(Page and application data records)
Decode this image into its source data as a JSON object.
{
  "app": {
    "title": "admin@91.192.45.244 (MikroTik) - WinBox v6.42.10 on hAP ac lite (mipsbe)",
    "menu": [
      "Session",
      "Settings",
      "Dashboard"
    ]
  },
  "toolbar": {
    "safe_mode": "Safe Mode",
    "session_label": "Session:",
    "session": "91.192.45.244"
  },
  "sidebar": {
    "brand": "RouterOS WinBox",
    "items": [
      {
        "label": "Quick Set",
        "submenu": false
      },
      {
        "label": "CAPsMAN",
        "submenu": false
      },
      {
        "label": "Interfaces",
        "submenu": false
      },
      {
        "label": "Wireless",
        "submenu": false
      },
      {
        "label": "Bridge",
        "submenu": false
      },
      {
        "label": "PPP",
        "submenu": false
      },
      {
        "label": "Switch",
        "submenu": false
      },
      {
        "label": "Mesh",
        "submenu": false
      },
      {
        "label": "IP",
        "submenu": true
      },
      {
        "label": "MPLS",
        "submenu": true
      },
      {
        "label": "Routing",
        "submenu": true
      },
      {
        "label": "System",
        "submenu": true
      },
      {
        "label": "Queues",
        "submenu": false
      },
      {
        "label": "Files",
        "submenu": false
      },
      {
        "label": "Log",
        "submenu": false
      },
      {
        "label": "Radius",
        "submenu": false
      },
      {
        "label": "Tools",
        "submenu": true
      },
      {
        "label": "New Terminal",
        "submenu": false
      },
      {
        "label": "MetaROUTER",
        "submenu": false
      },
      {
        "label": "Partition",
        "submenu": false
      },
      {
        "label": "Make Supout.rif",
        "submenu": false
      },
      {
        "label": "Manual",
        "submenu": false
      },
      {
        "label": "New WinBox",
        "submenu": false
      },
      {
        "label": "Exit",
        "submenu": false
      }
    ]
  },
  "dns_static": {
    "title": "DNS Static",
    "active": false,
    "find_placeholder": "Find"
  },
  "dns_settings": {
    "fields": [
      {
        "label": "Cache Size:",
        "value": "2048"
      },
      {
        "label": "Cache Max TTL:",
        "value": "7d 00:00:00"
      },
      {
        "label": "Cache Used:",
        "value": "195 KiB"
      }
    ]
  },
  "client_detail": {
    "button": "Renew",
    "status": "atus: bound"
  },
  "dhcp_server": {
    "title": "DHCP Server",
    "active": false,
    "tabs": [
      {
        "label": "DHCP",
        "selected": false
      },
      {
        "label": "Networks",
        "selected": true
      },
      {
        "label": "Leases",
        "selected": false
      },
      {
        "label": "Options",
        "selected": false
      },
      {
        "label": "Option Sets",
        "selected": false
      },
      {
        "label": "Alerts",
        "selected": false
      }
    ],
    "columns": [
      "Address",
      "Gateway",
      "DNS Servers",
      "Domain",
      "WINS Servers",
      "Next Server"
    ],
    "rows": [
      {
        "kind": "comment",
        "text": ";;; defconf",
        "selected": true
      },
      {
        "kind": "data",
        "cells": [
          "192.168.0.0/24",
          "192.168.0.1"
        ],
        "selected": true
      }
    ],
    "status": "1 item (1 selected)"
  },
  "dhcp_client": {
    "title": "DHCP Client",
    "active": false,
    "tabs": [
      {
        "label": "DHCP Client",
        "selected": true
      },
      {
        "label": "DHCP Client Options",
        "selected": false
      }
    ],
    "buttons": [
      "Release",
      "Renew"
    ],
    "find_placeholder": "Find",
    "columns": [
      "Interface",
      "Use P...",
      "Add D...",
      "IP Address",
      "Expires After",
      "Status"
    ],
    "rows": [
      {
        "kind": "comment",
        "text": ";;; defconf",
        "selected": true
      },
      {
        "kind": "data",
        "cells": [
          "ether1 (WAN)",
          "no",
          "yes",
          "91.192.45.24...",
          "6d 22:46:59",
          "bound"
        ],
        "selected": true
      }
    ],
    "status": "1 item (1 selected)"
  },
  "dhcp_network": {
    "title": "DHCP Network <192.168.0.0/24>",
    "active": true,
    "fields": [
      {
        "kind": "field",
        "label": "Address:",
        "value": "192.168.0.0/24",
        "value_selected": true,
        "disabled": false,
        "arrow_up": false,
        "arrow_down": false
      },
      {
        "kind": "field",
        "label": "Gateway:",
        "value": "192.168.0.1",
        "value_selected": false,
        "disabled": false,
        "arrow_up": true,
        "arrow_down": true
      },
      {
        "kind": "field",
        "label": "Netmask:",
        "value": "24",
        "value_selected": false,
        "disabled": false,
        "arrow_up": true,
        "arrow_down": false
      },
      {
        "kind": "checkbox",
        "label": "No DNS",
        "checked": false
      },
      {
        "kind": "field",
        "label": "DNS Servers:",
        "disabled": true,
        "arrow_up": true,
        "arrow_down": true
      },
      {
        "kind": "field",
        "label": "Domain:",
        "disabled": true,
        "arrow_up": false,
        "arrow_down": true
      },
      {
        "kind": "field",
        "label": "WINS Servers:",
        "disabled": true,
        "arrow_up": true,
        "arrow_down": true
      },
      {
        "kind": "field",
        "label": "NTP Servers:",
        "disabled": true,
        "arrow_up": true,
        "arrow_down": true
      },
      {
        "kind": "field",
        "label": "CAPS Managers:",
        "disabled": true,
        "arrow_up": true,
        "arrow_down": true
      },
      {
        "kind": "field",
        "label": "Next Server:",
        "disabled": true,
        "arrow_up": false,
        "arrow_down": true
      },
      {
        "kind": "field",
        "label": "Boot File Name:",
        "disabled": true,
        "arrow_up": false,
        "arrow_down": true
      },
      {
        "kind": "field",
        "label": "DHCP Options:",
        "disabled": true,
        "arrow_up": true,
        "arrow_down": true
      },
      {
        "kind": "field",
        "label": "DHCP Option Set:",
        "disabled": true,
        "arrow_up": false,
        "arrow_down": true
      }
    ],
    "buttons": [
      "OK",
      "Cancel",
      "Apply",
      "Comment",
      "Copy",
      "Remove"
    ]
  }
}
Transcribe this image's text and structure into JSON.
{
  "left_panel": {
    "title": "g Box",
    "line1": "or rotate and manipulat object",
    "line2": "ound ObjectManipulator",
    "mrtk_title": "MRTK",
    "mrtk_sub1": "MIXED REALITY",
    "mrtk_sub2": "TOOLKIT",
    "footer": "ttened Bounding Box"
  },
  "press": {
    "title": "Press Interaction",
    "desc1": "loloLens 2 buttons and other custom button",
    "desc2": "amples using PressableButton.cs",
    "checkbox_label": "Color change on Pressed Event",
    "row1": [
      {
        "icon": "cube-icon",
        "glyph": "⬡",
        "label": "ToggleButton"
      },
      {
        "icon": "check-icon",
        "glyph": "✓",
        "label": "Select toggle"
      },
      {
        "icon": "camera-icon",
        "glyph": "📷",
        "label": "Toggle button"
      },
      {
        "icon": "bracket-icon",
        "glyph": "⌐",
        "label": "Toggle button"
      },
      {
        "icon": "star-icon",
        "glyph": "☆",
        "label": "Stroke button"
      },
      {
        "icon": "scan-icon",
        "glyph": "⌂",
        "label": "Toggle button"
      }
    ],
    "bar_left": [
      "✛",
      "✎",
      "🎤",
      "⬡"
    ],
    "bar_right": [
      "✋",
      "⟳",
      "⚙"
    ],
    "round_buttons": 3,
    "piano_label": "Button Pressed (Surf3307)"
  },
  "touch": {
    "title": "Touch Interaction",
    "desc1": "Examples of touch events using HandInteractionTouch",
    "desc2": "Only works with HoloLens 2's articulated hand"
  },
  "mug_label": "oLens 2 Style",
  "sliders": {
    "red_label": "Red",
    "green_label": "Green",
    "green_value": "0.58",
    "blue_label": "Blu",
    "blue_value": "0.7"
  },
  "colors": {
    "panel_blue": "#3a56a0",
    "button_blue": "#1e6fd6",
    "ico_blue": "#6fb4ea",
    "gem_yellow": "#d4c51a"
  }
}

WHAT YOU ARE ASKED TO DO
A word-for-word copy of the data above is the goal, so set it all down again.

EXERCISE RESULT
Decode this image into its source data as a JSON object.
{
  "app": {
    "title": "admin@91.192.45.244 (MikroTik) - WinBox v6.42.10 on hAP ac lite (mipsbe)",
    "menu": [
      "Session",
      "Settings",
      "Dashboard"
    ]
  },
  "toolbar": {
    "safe_mode": "Safe Mode",
    "session_label": "Session:",
    "session": "91.192.45.244"
  },
  "sidebar": {
    "brand": "RouterOS WinBox",
    "items": [
      {
        "label": "Quick Set",
        "submenu": false
      },
      {
        "label": "CAPsMAN",
        "submenu": false
      },
      {
        "label": "Interfaces",
        "submenu": false
      },
      {
        "label": "Wireless",
        "submenu": false
      },
      {
        "label": "Bridge",
        "submenu": false
      },
      {
        "label": "PPP",
        "submenu": false
      },
      {
        "label": "Switch",
        "submenu": false
      },
      {
        "label": "Mesh",
        "submenu": false
      },
      {
        "label": "IP",
        "submenu": true
      },
      {
        "label": "MPLS",
        "submenu": true
      },
      {
        "label": "Routing",
        "submenu": true
      },
      {
        "label": "System",
        "submenu": true
      },
      {
        "label": "Queues",
        "submenu": false
      },
      {
        "label": "Files",
        "submenu": false
      },
      {
        "label": "Log",
        "submenu": false
      },
      {
        "label": "Radius",
        "submenu": false
      },
      {
        "label": "Tools",
        "submenu": true
      },
      {
        "label": "New Terminal",
        "submenu": false
      },
      {
        "label": "MetaROUTER",
        "submenu": false
      },
      {
        "label": "Partition",
        "submenu": false
      },
      {
        "label": "Make Supout.rif",
        "submenu": false
      },
      {
        "label": "Manual",
        "submenu": false
      },
      {
        "label": "New WinBox",
        "submenu": false
      },
      {
        "label": "Exit",
        "submenu": false
      }
    ]
  },
  "dns_static": {
    "title": "DNS Static",
    "active": false,
    "find_placeholder": "Find"
  },
  "dns_settings": {
    "fields": [
      {
        "label": "Cache Size:",
        "value": "2048"
      },
      {
        "label": "Cache Max TTL:",
        "value": "7d 00:00:00"
      },
      {
        "label": "Cache Used:",
        "value": "195 KiB"
      }
    ]
  },
  "client_detail": {
    "button": "Renew",
    "status": "atus: bound"
  },
  "dhcp_server": {
    "title": "DHCP Server",
    "active": false,
    "tabs": [
      {
        "label": "DHCP",
        "selected": false
      },
      {
        "label": "Networks",
        "selected": true
      },
      {
        "label": "Leases",
        "selected": false
      },
      {
        "label": "Options",
        "selected": false
      },
      {
        "label": "Option Sets",
        "selected": false
      },
      {
        "label": "Alerts",
        "selected": false
      }
    ],
    "columns": [
      "Address",
      "Gateway",
      "DNS Servers",
      "Domain",
      "WINS Servers",
      "Next Server"
    ],
    "rows": [
      {
        "kind": "comment",
        "text": ";;; defconf",
        "selected": true
      },
      {
        "kind": "data",
        "cells": [
          "192.168.0.0/24",
          "192.168.0.1"
        ],
        "selected": true
      }
    ],
    "status": "1 item (1 selected)"
  },
  "dhcp_client": {
    "title": "DHCP Client",
    "active": false,
    "tabs": [
      {
        "label": "DHCP Client",
        "selected": true
      },
      {
        "label": "DHCP Client Options",
        "selected": false
      }
    ],
    "buttons": [
      "Release",
      "Renew"
    ],
    "find_placeholder": "Find",
    "columns": [
      "Interface",
      "Use P...",
      "Add D...",
      "IP Address",
      "Expires After",
      "Status"
    ],
    "rows": [
      {
        "kind": "comment",
        "text": ";;; defconf",
        "selected": true
      },
      {
        "kind": "data",
        "cells": [
          "ether1 (WAN)",
          "no",
          "yes",
          "91.192.45.24...",
          "6d 22:46:59",
          "bound"
        ],
        "selected": true
      }
    ],
    "status": "1 item (1 selected)"
  },
  "dhcp_network": {
    "title": "DHCP Network <192.168.0.0/24>",
    "active": true,
    "fields": [
      {
        "kind": "field",
        "label": "Address:",
        "value": "192.168.0.0/24",
        "value_selected": true,
        "disabled": false,
        "arrow_up": false,
        "arrow_down": false
      },
      {
        "kind": "field",
        "label": "Gateway:",
        "value": "192.168.0.1",
        "value_selected": false,
        "disabled": false,
        "arrow_up": true,
        "arrow_down": true
      },
      {
        "kind": "field",
        "label": "Netmask:",
        "value": "24",
        "value_selected": false,
        "disabled": false,
        "arrow_up": true,
        "arrow_down": false
      },
      {
        "kind": "checkbox",
        "label": "No DNS",
        "checked": false
      },
      {
        "kind": "field",
        "label": "DNS Servers:",
        "disabled": true,
        "arrow_up": true,
        "arrow_down": true
      },
      {
        "kind": "field",
        "label": "Domain:",
        "disabled": true,
        "arrow_up": false,
        "arrow_down": true
      },
      {
        "kind": "field",
        "label": "WINS Servers:",
        "disabled": true,
        "arrow_up": true,
        "arrow_down": true
      },
      {
        "kind": "field",
        "label": "NTP Servers:",
        "disabled": true,
        "arrow_up": true,
        "arrow_down": true
      },
      {
        "kind": "field",
        "label": "CAPS Managers:",
        "disabled": true,
        "arrow_up": true,
        "arrow_down": true
      },
      {
        "kind": "field",
        "label": "Next Server:",
        "disabled": true,
        "arrow_up": false,
        "arrow_down": true
      },
      {
        "kind": "field",
        "label": "Boot File Name:",
        "disabled": true,
        "arrow_up": false,
        "arrow_down": true
      },
      {
        "kind": "field",
        "label": "DHCP Options:",
        "disabled": true,
        "arrow_up": true,
        "arrow_down": true
      },
      {
        "kind": "field",
        "label": "DHCP Option Set:",
        "disabled": true,
        "arrow_up": false,
        "arrow_down": true
      }
    ],
    "buttons": [
      "OK",
      "Cancel",
      "Apply",
      "Comment",
      "Copy",
      "Remove"
    ]
  }
}
Transcribe this image's text and structure into JSON.
{
  "left_panel": {
    "title": "g Box",
    "line1": "or rotate and manipulat object",
    "line2": "ound ObjectManipulator",
    "mrtk_title": "MRTK",
    "mrtk_sub1": "MIXED REALITY",
    "mrtk_sub2": "TOOLKIT",
    "footer": "ttened Bounding Box"
  },
  "press": {
    "title": "Press Interaction",
    "desc1": "loloLens 2 buttons and other custom button",
    "desc2": "amples using PressableButton.cs",
    "checkbox_label": "Color change on Pressed Event",
    "row1": [
      {
        "icon": "cube-icon",
        "glyph": "⬡",
        "label": "ToggleButton"
      },
      {
        "icon": "check-icon",
        "glyph": "✓",
        "label": "Select toggle"
      },
      {
        "icon": "camera-icon",
        "glyph": "📷",
        "label": "Toggle button"
      },
      {
        "icon": "bracket-icon",
        "glyph": "⌐",
        "label": "Toggle button"
      },
      {
        "icon": "star-icon",
        "glyph": "☆",
        "label": "Stroke button"
      },
      {
        "icon": "scan-icon",
        "glyph": "⌂",
        "label": "Toggle button"
      }
    ],
    "bar_left": [
      "✛",
      "✎",
      "🎤",
      "⬡"
    ],
    "bar_right": [
      "✋",
      "⟳",
      "⚙"
    ],
    "round_buttons": 3,
    "piano_label": "Button Pressed (Surf3307)"
  },
  "touch": {
    "title": "Touch Interaction",
    "desc1": "Examples of touch events using HandInteractionTouch",
    "desc2": "Only works with HoloLens 2's articulated hand"
  },
  "mug_label": "oLens 2 Style",
  "sliders": {
    "red_label": "Red",
    "green_label": "Green",
    "green_value": "0.58",
    "blue_label": "Blu",
    "blue_value": "0.7"
  },
  "colors": {
    "panel_blue": "#3a56a0",
    "button_blue": "#1e6fd6",
    "ico_blue": "#6fb4ea",
    "gem_yellow": "#d4c51a"
  }
}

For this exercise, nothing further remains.